■ Assigned task: A single number is the whole answer: the tally of lines in the data below that include the word "index".

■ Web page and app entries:
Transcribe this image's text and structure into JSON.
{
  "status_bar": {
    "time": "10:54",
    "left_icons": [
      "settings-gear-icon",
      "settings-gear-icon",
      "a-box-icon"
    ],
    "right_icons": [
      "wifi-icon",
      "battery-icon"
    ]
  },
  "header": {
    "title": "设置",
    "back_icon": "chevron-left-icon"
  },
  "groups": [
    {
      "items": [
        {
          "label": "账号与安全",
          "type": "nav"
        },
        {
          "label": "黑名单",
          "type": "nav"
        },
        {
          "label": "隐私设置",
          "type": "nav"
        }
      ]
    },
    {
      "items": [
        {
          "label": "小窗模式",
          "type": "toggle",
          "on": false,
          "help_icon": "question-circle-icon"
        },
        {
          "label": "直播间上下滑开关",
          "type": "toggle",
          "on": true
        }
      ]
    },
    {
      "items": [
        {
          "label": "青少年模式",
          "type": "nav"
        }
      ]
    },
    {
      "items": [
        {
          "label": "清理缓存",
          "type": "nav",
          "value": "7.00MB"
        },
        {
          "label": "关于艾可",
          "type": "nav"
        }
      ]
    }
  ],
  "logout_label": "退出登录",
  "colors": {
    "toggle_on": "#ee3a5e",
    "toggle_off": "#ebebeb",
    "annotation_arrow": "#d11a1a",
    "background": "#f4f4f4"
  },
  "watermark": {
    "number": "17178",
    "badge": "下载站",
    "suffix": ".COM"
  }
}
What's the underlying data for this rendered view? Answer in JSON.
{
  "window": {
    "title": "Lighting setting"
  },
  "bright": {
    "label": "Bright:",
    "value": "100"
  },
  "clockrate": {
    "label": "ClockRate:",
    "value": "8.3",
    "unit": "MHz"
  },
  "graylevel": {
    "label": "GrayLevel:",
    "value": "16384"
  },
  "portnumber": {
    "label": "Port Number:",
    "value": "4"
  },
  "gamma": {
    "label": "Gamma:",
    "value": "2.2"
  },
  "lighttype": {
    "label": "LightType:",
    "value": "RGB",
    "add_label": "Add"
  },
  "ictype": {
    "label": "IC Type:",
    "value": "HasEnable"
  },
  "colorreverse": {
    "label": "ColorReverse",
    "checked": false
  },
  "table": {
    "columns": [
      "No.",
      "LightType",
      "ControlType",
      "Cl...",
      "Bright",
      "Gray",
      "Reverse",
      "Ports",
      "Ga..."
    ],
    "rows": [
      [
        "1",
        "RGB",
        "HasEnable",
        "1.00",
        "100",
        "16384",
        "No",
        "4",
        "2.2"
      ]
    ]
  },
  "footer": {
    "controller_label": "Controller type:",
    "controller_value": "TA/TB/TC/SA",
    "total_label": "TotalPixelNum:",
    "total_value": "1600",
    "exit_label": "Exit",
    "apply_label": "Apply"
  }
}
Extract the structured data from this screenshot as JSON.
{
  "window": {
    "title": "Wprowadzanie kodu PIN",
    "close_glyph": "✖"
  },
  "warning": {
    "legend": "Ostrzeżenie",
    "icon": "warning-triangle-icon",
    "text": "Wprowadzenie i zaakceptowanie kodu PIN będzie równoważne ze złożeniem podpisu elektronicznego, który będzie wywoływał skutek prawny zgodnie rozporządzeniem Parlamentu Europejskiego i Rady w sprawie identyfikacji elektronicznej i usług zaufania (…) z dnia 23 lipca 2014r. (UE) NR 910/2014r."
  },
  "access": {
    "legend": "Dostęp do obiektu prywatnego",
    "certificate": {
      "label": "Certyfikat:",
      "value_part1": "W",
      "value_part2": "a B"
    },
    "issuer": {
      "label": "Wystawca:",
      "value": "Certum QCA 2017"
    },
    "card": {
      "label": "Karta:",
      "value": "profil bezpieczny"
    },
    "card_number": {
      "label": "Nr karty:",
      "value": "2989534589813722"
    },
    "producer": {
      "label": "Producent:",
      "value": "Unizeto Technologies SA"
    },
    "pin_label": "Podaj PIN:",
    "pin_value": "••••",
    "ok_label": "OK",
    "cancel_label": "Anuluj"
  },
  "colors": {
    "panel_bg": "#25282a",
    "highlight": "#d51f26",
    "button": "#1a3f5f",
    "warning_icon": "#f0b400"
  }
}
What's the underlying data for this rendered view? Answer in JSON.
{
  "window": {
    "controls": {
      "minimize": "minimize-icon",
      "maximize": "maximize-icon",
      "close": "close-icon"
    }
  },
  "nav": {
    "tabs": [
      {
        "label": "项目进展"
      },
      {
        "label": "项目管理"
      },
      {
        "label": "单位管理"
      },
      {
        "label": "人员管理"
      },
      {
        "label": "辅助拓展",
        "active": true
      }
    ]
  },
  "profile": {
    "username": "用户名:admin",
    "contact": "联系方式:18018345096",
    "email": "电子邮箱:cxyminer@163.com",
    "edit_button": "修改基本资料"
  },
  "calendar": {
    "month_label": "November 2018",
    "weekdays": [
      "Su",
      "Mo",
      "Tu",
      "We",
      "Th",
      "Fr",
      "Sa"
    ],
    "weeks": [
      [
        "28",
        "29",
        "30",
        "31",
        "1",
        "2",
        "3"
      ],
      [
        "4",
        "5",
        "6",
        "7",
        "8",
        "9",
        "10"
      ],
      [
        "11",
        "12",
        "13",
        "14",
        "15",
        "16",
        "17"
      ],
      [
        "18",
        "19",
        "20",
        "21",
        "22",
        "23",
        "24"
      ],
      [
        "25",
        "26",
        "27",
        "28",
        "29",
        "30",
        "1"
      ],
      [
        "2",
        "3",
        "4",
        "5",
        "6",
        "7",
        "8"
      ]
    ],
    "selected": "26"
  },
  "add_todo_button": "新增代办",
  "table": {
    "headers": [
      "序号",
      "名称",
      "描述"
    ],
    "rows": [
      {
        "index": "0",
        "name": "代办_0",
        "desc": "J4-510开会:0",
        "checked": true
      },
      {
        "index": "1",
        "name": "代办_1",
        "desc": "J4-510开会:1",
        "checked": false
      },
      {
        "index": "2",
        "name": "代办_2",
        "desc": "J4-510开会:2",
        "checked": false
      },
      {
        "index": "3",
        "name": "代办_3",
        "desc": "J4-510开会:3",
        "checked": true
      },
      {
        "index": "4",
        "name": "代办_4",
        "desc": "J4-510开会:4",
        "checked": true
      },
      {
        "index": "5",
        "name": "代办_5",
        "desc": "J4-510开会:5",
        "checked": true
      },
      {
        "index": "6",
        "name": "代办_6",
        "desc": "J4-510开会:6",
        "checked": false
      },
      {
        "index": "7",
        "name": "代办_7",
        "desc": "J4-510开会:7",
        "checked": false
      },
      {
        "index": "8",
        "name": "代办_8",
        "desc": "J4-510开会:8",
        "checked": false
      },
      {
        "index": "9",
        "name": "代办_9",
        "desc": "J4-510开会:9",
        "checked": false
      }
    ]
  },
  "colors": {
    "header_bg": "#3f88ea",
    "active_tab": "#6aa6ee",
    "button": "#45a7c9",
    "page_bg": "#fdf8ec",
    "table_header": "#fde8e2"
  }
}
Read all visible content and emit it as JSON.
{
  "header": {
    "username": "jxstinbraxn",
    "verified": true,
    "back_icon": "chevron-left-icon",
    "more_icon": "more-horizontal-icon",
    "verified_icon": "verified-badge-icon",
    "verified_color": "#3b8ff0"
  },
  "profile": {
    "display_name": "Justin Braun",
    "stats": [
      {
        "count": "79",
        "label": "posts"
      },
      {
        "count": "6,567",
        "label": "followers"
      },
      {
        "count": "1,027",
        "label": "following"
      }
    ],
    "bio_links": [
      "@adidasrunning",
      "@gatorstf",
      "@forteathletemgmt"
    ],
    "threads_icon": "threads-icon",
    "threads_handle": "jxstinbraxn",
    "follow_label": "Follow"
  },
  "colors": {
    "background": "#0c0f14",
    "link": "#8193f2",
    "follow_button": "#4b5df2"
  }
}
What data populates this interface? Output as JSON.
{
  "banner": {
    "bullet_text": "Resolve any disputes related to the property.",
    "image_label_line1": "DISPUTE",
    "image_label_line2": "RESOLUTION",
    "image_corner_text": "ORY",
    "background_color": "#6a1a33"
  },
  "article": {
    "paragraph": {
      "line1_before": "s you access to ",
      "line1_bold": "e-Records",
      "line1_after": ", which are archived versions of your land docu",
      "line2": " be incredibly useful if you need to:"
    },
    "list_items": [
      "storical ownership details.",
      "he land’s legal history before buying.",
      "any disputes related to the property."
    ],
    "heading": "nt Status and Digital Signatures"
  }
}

■ Output for this task: 10